REQUIREMENT
Work out how many lines below contain "photo", then write only that number.
————————
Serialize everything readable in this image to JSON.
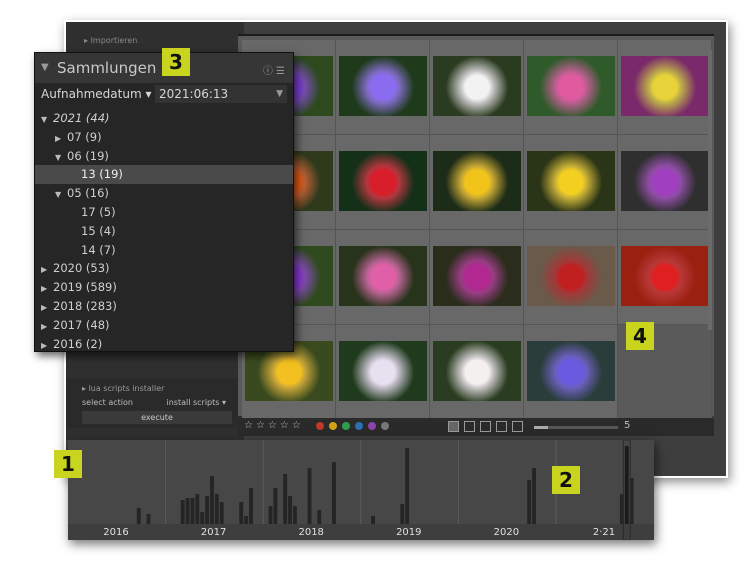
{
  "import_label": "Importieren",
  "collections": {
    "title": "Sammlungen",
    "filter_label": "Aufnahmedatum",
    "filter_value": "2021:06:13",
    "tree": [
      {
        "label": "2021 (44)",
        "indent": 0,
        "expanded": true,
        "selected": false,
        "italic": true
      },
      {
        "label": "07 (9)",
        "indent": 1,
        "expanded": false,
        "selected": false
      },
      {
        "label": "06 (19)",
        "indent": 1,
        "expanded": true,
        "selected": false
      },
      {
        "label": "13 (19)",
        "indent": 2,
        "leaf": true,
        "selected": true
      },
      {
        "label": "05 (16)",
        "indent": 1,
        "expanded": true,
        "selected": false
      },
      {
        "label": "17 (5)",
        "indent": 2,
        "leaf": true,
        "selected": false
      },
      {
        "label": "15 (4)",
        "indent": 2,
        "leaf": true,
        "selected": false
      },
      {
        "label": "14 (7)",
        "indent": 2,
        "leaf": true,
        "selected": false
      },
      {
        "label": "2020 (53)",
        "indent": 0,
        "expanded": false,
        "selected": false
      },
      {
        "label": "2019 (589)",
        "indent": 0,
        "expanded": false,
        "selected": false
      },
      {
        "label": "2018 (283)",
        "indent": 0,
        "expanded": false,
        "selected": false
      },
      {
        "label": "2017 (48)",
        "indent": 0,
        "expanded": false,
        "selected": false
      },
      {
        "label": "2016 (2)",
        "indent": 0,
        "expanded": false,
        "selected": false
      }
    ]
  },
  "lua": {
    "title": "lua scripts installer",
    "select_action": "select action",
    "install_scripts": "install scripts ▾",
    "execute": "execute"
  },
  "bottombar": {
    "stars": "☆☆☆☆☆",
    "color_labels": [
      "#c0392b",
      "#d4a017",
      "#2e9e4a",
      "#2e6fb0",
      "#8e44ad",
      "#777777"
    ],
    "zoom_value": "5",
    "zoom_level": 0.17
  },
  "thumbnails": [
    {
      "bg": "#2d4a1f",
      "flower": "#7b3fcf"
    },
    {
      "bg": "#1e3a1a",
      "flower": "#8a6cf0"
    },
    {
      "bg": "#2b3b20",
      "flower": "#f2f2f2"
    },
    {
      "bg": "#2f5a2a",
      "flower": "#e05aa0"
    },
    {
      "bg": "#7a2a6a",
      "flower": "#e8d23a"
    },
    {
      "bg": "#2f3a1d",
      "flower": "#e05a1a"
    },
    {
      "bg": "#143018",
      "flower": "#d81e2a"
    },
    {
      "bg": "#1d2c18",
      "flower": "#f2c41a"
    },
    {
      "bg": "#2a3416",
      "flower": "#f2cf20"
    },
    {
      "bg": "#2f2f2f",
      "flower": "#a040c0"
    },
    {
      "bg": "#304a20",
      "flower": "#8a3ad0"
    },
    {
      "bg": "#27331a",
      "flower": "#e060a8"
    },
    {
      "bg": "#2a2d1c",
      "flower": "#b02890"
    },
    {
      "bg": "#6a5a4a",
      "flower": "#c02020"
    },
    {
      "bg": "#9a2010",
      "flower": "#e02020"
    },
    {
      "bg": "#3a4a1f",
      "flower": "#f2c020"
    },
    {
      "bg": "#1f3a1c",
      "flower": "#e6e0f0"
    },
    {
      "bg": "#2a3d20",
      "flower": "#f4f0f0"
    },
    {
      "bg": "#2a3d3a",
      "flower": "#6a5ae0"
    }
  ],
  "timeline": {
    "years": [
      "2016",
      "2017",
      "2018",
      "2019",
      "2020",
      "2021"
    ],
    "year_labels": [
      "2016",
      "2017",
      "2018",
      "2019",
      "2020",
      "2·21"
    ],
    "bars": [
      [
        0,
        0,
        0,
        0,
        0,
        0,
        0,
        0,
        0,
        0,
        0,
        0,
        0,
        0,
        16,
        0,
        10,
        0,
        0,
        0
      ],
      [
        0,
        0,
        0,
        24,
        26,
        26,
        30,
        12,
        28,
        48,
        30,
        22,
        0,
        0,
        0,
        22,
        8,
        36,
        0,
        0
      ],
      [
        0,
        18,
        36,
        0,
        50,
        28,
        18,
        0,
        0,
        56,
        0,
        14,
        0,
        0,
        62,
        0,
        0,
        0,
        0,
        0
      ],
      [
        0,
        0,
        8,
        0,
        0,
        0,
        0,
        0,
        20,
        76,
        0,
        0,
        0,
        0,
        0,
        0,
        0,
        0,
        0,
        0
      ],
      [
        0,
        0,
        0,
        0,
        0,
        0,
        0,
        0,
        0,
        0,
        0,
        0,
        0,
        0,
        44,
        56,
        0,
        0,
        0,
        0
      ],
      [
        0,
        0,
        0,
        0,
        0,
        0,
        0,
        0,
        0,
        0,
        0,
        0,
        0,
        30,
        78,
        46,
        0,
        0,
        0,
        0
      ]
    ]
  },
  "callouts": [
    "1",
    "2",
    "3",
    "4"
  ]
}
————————
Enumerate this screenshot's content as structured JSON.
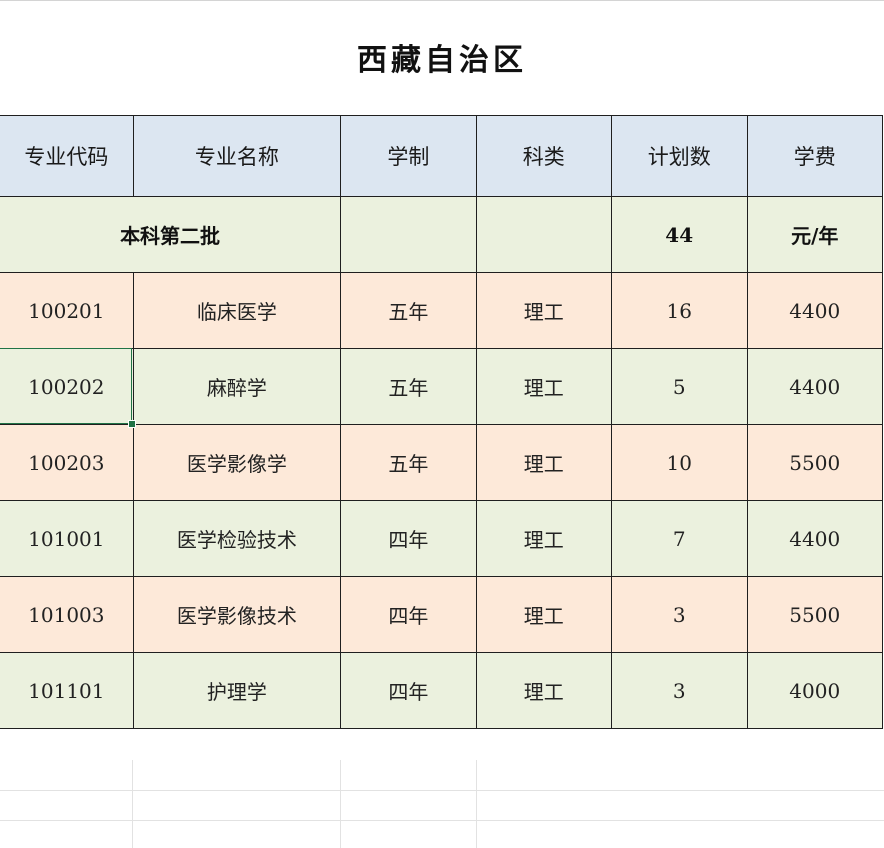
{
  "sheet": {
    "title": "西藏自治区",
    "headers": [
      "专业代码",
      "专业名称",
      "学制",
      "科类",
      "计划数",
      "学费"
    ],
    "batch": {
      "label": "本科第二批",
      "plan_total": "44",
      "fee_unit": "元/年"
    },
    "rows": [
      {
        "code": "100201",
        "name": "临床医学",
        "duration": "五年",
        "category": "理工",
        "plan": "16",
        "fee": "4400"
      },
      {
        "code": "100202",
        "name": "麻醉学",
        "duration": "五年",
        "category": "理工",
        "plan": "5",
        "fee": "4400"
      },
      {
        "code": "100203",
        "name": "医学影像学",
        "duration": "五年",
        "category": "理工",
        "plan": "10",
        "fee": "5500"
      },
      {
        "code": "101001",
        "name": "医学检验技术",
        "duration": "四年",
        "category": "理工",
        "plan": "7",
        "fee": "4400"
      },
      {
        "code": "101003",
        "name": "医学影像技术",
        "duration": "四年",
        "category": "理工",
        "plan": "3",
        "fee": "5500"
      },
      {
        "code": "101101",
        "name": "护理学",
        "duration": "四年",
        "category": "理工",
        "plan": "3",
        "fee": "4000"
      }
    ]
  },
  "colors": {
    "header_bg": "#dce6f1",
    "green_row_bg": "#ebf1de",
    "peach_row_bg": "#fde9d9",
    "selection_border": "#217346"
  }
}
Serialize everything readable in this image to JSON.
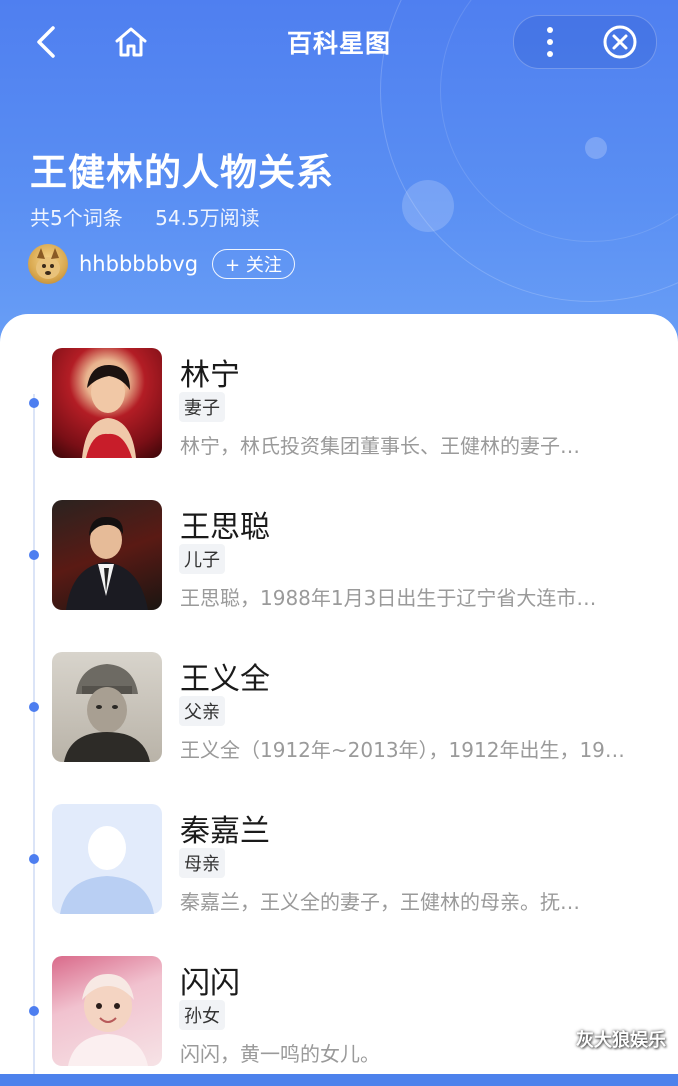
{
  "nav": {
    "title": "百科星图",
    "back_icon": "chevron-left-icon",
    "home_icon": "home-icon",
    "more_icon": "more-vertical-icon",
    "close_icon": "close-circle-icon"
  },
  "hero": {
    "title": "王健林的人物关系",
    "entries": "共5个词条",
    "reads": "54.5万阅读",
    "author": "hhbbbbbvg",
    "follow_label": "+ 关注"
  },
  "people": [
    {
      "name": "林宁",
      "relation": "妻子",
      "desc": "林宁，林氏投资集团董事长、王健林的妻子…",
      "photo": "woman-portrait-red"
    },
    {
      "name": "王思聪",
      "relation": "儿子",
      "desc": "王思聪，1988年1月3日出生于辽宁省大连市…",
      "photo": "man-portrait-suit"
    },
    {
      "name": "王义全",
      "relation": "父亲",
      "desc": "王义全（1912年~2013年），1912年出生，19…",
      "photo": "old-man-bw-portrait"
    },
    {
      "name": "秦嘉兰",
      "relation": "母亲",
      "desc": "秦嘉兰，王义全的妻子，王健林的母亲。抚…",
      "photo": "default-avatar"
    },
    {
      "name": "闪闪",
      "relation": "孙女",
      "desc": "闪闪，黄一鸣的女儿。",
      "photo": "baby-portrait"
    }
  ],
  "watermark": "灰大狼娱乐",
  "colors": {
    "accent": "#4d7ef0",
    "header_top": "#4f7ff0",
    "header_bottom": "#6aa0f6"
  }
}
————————
ANSWER TO THIS TASK
5